Those who live with and love and work with animals know that when an animal is terrified, he'll lash out. Shouting or striking back is not the solution; it produces no good result. The way to treat a frightened animal is to offer kindness, to offer gentleness, to offer compassion.

And with that, Gentle Reader, we stumble upon, I think, a great Truth. I am not, in fact, and neither are you, helpless to do something to bring relief the ones who suffer, whether they go in coats of skin, or fur, or feather. I do believe in the butterfly effect. I do believe that, by increasing the amount of compassionate energy in the world, we decrease the other kind.

The poor sled dogs are gone; but I can be kind to the people with whom I come in contact, day by day. I can do it for them.  I can refrain from making the cutting remark, either verbally or in my thoughts, that might seem to be funny, to give me pleasure. I can look at someone who has just "been mean," either via email or social media or even face-to-face, and remind myself, as I would in dealing with a wounded animal, that they are in great pain and terrible fear. Only pain and fear could cause such cruelty. I can water and nurture the tiny sprig of compassion that struggles to be born in my own heart.

I am not suggesting that we stop our efforts to do something active: to volunteer at shelters, to tutor the struggling student, to donate our time and fortunes where we can. But let us remember, perhaps, there are other things we can do as well. Let us begin in our own hearts, each moment. And may compassion, like a virulent virus, sweep the world, until one day, just maybe, we can indeed live together in the Peaceable Kingdom.

stlcatlady is a poet, blogger, and freelance writer of shortstories, news articles, and other such oddments, many of which center around her favorite subjecs: cats , philosophy, and folklore. You may contact her by sending email to stlcatlady1 at gmail dot com.

And a quick PS:  Below is a video, about twenty minutes long.  It's a TED talk by Brene Brown titled "The Power of Vulnerability." When you can comfortably settle in and enjoy the twenty minutes and twenty seconds of Brene's presentation, the video will be here waiting for you. I found it via Rowdy Kittens, and have shared it with everyone who'll stand still long enough to let me push it off on them. It will make you laugh, it will make you cry, it will inspire you and give you hope. I can't recommend it enough. Check it out when you have time.

Hugs and snugs!~~stlcatlady


  1. Thank you for this post. It is something I have always believed about cruelty in every form. I, too, love animals and feel so much pain over the sled dogs. I have a dog, I love my dog and I understand dogs and I find this all so painful. I work with cats, I live with them and I love them. Cruelty to animals has been with us forever and for some reason, I find that the hardest to deal with. I think it is because they are so helpless and their are so few resources in their corner. When I heard about the dogs I had to hold mine and tell him he was very special to me. These images of cruelty just make me work harder at helping animals. Hugs, Deb

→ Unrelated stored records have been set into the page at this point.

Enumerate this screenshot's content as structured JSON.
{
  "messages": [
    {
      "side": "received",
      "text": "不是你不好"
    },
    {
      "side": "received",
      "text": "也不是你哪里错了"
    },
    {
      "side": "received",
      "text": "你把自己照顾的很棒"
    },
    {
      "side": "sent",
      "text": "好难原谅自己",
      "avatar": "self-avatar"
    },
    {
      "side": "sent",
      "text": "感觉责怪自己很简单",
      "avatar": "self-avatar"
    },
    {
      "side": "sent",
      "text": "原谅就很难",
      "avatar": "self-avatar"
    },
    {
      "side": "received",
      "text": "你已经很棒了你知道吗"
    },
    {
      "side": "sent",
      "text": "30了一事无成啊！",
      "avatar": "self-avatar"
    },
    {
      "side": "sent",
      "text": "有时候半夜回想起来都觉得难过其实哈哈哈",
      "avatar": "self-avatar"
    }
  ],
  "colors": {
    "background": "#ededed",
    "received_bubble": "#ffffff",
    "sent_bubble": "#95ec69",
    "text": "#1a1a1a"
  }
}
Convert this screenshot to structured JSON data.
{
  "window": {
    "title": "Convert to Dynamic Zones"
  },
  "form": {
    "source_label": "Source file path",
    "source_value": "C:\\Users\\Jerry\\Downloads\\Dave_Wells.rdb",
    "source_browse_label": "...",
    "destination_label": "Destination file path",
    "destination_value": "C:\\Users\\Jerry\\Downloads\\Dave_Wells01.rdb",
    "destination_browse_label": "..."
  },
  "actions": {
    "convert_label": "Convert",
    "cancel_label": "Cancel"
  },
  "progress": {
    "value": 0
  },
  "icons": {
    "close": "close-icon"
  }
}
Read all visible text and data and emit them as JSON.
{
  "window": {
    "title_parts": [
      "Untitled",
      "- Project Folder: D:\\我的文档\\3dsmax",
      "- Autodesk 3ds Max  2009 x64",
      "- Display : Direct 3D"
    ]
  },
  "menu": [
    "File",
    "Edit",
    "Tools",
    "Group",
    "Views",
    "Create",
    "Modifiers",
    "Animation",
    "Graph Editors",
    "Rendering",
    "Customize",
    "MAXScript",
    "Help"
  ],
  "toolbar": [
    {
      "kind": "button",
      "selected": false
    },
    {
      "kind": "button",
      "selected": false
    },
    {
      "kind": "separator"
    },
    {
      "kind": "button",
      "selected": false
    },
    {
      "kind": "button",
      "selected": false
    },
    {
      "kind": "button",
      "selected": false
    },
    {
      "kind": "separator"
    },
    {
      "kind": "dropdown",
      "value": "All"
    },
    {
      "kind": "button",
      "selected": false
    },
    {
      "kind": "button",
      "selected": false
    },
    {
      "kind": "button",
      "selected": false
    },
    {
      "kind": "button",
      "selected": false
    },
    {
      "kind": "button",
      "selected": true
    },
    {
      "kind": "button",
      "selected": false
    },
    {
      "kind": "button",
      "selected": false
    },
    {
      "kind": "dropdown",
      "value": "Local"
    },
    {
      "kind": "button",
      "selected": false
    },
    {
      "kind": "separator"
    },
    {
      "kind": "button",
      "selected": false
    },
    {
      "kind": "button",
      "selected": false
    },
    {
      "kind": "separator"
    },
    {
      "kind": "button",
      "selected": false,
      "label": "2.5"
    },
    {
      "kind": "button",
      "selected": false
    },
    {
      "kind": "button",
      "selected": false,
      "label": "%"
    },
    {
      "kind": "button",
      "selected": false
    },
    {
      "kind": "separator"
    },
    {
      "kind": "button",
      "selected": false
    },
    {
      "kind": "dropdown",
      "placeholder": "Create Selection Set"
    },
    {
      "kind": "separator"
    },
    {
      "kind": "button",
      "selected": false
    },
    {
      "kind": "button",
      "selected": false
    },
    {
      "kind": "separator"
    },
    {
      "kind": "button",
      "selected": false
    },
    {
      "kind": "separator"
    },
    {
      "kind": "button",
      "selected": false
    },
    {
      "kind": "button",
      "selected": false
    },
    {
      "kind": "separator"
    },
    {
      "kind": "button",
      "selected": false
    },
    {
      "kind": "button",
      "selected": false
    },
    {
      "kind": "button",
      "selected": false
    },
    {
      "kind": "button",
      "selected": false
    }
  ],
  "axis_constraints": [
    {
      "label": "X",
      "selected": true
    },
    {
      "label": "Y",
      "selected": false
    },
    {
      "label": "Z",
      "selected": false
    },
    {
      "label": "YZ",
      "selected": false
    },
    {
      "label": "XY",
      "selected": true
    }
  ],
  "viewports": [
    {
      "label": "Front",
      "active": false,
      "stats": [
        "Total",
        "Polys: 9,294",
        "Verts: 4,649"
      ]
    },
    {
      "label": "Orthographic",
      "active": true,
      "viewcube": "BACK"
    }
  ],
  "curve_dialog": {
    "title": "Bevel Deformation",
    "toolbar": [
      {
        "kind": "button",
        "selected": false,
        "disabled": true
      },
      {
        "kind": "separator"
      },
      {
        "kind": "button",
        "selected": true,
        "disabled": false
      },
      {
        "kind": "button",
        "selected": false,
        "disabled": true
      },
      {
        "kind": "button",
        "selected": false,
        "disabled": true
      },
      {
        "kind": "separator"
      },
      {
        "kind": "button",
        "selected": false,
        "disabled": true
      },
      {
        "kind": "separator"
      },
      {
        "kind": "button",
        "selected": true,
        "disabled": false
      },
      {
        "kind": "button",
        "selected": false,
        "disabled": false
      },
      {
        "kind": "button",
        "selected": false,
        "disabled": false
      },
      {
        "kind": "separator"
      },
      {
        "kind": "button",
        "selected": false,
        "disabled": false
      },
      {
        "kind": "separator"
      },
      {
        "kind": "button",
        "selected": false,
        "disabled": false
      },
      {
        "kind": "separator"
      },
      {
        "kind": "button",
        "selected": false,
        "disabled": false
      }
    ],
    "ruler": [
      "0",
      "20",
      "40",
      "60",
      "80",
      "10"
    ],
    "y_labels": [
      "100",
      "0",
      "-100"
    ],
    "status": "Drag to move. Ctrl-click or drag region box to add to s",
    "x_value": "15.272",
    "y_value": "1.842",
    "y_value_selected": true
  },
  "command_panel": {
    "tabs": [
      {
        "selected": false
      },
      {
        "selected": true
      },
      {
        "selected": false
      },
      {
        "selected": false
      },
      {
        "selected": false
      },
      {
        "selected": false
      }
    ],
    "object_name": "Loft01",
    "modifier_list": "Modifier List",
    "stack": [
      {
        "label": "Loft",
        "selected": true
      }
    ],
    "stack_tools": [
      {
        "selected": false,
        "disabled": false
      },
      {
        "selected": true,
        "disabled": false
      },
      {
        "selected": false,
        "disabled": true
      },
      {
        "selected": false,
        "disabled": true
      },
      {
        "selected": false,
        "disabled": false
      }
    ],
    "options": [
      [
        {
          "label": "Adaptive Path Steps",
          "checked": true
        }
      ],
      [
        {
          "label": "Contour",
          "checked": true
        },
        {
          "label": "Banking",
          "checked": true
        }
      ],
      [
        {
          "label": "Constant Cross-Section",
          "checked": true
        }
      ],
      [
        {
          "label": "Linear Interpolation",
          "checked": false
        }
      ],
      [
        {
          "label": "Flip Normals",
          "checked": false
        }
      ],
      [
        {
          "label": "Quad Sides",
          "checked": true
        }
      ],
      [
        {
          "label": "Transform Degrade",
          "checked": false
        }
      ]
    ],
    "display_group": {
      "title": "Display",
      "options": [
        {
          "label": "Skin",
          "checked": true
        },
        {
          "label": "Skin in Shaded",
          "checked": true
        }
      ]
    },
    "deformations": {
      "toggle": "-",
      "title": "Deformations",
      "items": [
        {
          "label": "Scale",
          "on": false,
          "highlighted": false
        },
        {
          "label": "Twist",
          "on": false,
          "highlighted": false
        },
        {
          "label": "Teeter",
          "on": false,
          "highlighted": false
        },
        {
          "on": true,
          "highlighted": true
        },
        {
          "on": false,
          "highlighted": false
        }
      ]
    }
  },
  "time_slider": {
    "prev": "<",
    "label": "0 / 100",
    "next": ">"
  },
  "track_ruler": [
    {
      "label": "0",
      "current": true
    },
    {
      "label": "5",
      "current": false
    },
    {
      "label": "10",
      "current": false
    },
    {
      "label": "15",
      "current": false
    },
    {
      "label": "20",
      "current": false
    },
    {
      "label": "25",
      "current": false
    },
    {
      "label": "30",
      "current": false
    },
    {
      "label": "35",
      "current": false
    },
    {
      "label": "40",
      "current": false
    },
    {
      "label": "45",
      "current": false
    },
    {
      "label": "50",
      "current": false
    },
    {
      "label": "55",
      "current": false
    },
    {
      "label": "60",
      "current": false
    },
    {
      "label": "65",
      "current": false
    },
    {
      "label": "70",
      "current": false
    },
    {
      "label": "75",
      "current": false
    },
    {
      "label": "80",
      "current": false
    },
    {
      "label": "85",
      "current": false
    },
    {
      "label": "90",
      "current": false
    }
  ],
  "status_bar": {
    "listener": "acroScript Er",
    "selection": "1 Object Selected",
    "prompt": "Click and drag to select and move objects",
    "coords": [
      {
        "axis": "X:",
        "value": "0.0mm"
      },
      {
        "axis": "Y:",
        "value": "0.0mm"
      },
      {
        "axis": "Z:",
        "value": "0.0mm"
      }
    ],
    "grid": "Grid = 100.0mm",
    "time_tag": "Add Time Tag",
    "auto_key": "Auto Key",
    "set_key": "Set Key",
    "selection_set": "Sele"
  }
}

  2. I also think that a the feeling of being totally alone makes people mean. They feel like no one knows what they are going though. Lonely people get mean or hopeless and both are very bed.

  3. I've been thinking more about this cruelty and compassion thing. Deb, warm hugs to your beautiful dog as well. I think about cruelty to the weak, to children, to animals, to the poor, to anyone different or weaker in anyway. Strawberry mentions that feeling totally alone makes people mean. I think that's true, too. After thinking some more, I think maybe it has something to do with feeling unloved, perhaps? So I guess, we keep doing what we can, reaching out with compassion and with respect whenever and wherever we can.And I remind myself that we each have to keep our OWN batteries charged, so to speak, in order to be able to do that reaching, that loving.

    Here's hugs and warm wishes of goodwill to all of you out there.